Tis the season for Christmas parties, hot cocoa, and sweets on every counter! If your family is anything like ours, holidays can be a bit chaotic. We wanted to take a moment to share three commands to teach your dog to keep the peace (and joy!) in your home.
Those hard candies left on the counter could mean an emergency vet visit. Those shiny ribbons and tiny baby Jesus' could be a potential choking hazard. You may not be quick enough to catch your dog before they swallow something, so teach your pup to drop things on command.
Start a tug-of-war game with your pup. (Pro Tip: Use a boring toy so they give up faster)
After a few tugs, tell your pup to "drop it" and offer them a treat. When they drop the toy, reward them!
Want to get more advanced? Start a game of fetch. When your pup is about to drop the ball, say "drop it."
We all know doorways can become chaos-zones. Lots of accidents can happen in the tight space of an entryway, especially if your pup gets involved. Here's how to teach your dog to wait when the door is open:
Stand by a closed door and tell your pup to sit or lie down. Once they're calm, open the door a little. When your pup comes near the door, close it.

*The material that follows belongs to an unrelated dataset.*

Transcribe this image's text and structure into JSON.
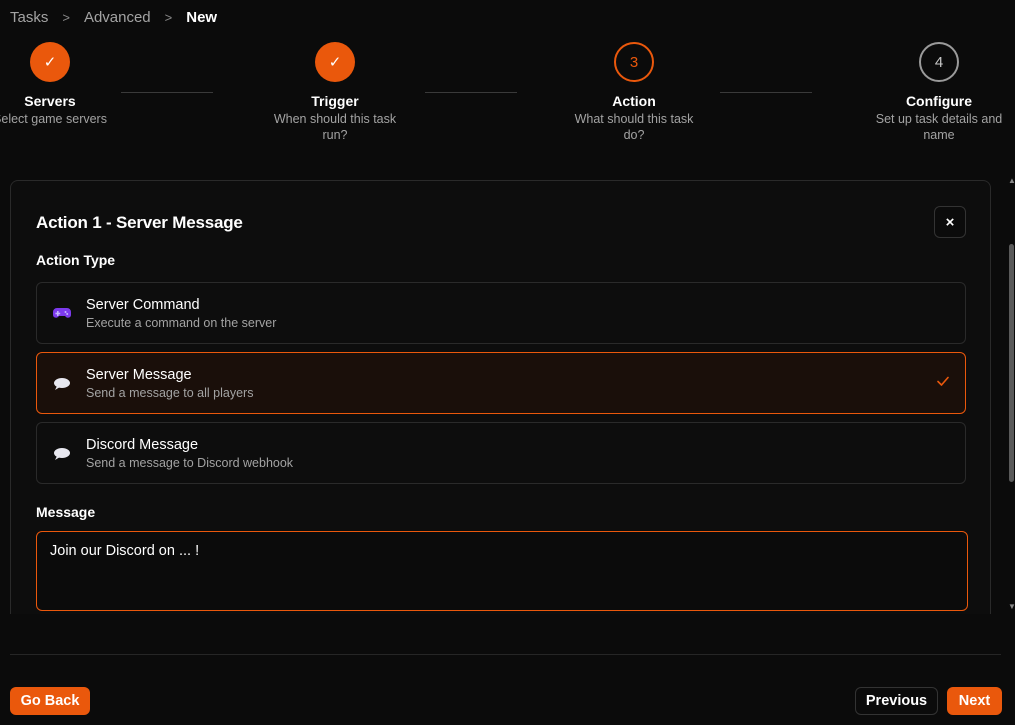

Repeat until your pup remains seated or even walks away from the door. Open the door wider and wider the more comfortable your dog gets.
Keep practicing till you can go out the door and your dog remains on the other side calmly. Once you get to this point, reward them with a treat and lots of praise.
Your dog may be just as excited to see your relatives as you, but that doesn't mean you want them jumping in their arms and tumbling down the front steps. Try teaching your dog to sit to be greeted. You want your dog to learn that "their butt is a switch: when it's on the ground, the greeting turns on. When it's off the ground, the greeting stops."
Leash or tether your dog to an object that won't move when they do. Tell them to "sit."
Once they sit, come toward them calmly.
Did they remain sitting? Keep coming and reward them with praise! Did they stand up or start pulling? Back away and tell them to sit.
Repeat this "sit" and approach routine until you can see that they understand that sitting means a greeting and a treat!
Want to get more advanced? Up your excitement till you can race up to your pup squealing their name and they still remain seated.
Consistent practice will help you and your pup have the best Christmas yet! If you're interested in more dog training resources, check out Baxter and Bella's online tutorial library! (Use Code: INSPIRE for 25% OFF!) This resource has blessed so many of our families, not only with their dogs, but in understanding how to communicate with their dogs. We always say, they can't speak "talk" and we can't speak "bark". The best way to communicate effectively is to learn how to train them to interact with us. We wish you a blessed Christmas and a Happy New Year!
Your Bluegrass Family!